            if (PlayerVehicle.GetPropSpeedRatio() > .2f) VehicleEffect.Update(elapsedGameTime);
        else if (PlayerVehicle.EngineRunning)

Integration into VEP is now complete, took a little more effort than expected but all seems to be working fine. Planes taxiing in Fort Zancudo are detected, which is something new, although they have afterburners, so their effect is limited.

Update 01-07-2019: Now that all functionality for this has been moved into VEP, this project is no longer needed. Unlike GVE, this uses the same particle types for both NPC and Player, which means there doesn't need to be a *player only* version of the mod. The player's vehicle will be collected and handled just like any other air vehicle. If anything is updated in this though, updates will be on this page.

Update 02-07-2019: Added FPS compensation code so it works better at lower frame-rates. The spawn point rotation used the elapsed time to determine how far to advance, the problem with that is that on lower frame-rates, like 30fps, it advanced twice as far but only spawned half as often. So now, if it detects a lower frame rate, it will call the update twice and only advance at half the rate, meaning the spawn pattern is consistent with a 60fps update. My 1604 version runs at 60fps, my 1032 version is FPS locked at 29.97 through ENB, they both now look the same with regards to the effects.

Short video of a 30fps vs 60fps comparison.


This video gives a good demonstration of how effective the new single-point system is (or double with 30fps) compared with the old 8-point system. You can also see the ring of effects is a bit more organic and less like a ring of smoke. There's an increased variety in scale ratios, which as well as the radius variation, has really worked well.

Amusing to see this video getting disliked... it's a technical demonstration video FFS, not something to sit down to watch with some popcorn. Maybe I should have added some music./s

Update 07-07-2019: Noticed some phasing issues with the rotor particle generation, really weird but a pair of Cargobobs seemed to be going through a particle phase-loop of spawn, then fade out, then spawn, then fade out.
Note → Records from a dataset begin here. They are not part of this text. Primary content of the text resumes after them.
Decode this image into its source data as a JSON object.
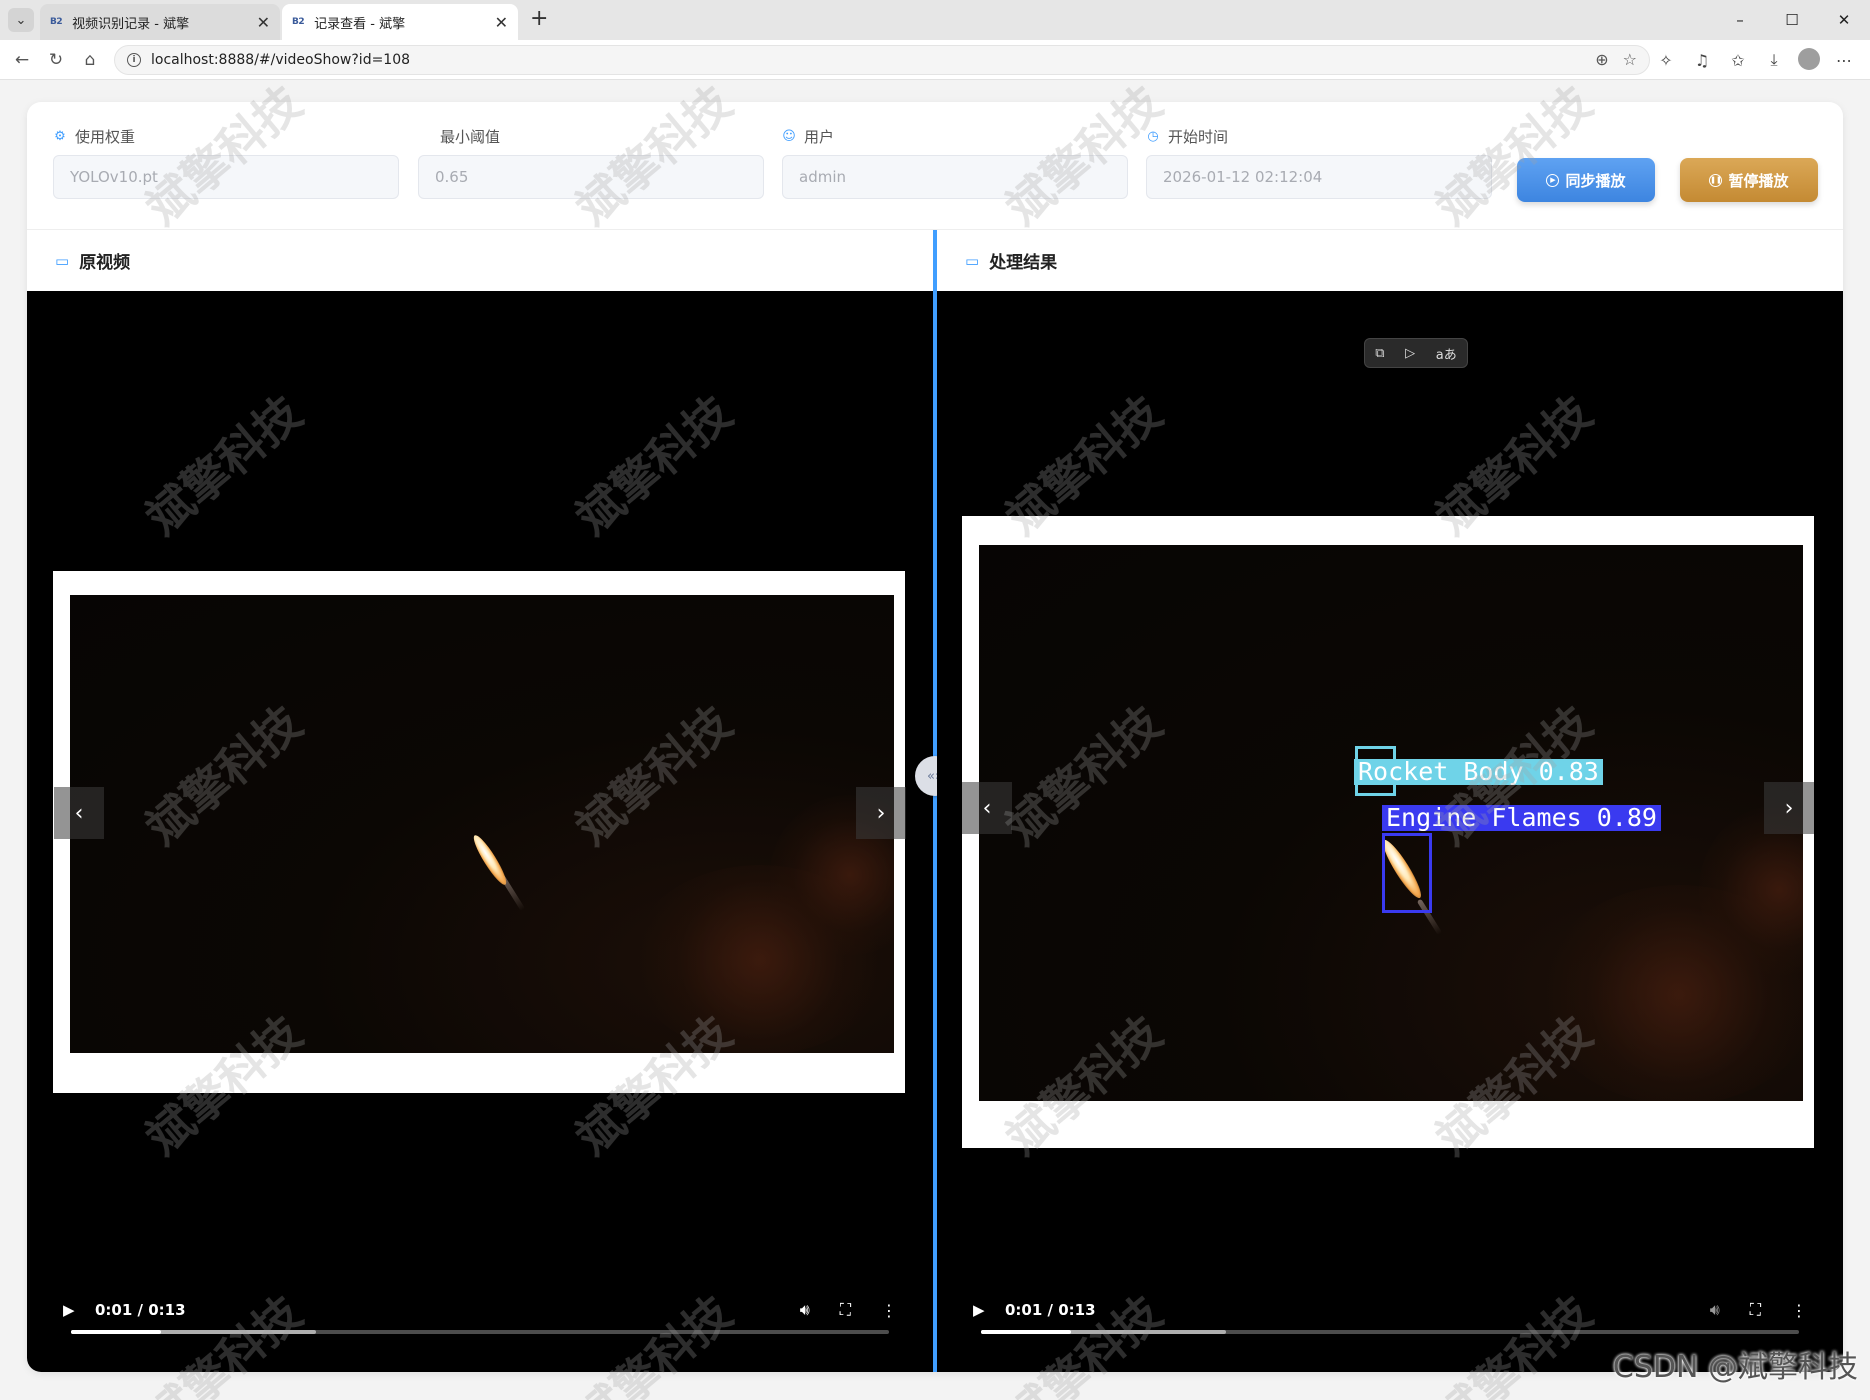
{
  "browser": {
    "tabs": [
      {
        "favicon": "B2",
        "title": "视频识别记录 - 斌擎",
        "active": false
      },
      {
        "favicon": "B2",
        "title": "记录查看 - 斌擎",
        "active": true
      }
    ],
    "url": "localhost:8888/#/videoShow?id=108"
  },
  "filters": {
    "weight": {
      "label": "使用权重",
      "value": "YOLOv10.pt",
      "icon": "gear-icon"
    },
    "threshold": {
      "label": "最小阈值",
      "value": "0.65"
    },
    "user": {
      "label": "用户",
      "value": "admin",
      "icon": "user-icon"
    },
    "start_time": {
      "label": "开始时间",
      "value": "2026-01-12 02:12:04",
      "icon": "clock-icon"
    }
  },
  "buttons": {
    "sync_play": "同步播放",
    "pause_play": "暂停播放"
  },
  "panels": {
    "original": {
      "title": "原视频",
      "icon": "video-camera-icon"
    },
    "result": {
      "title": "处理结果",
      "icon": "monitor-icon"
    }
  },
  "player": {
    "time": "0:01 / 0:13",
    "played_fraction": 0.11,
    "buffered_fraction": 0.3
  },
  "detections": [
    {
      "label": "Rocket Body 0.83",
      "color": "#6fd3e8"
    },
    {
      "label": "Engine Flames 0.89",
      "color": "#3a3af0"
    }
  ],
  "watermark": "斌擎科技",
  "footer_credit": "CSDN @斌擎科技",
  "colors": {
    "accent": "#409eff",
    "sync_button": "#4a90e2",
    "pause_button": "#d09a45"
  }
}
Not sure what was causing it but I added some code today that further optimises performance by cycling through the generators each frame, instead of doing them all at once. Also improved the fps compensation code, which should be more reliable. Finally added a random start to the effect rotator value, meaning that the start point of each sequence is different, creating a bit more variation. All of that seems to have eradicated the phasing issue, so it was worth doing.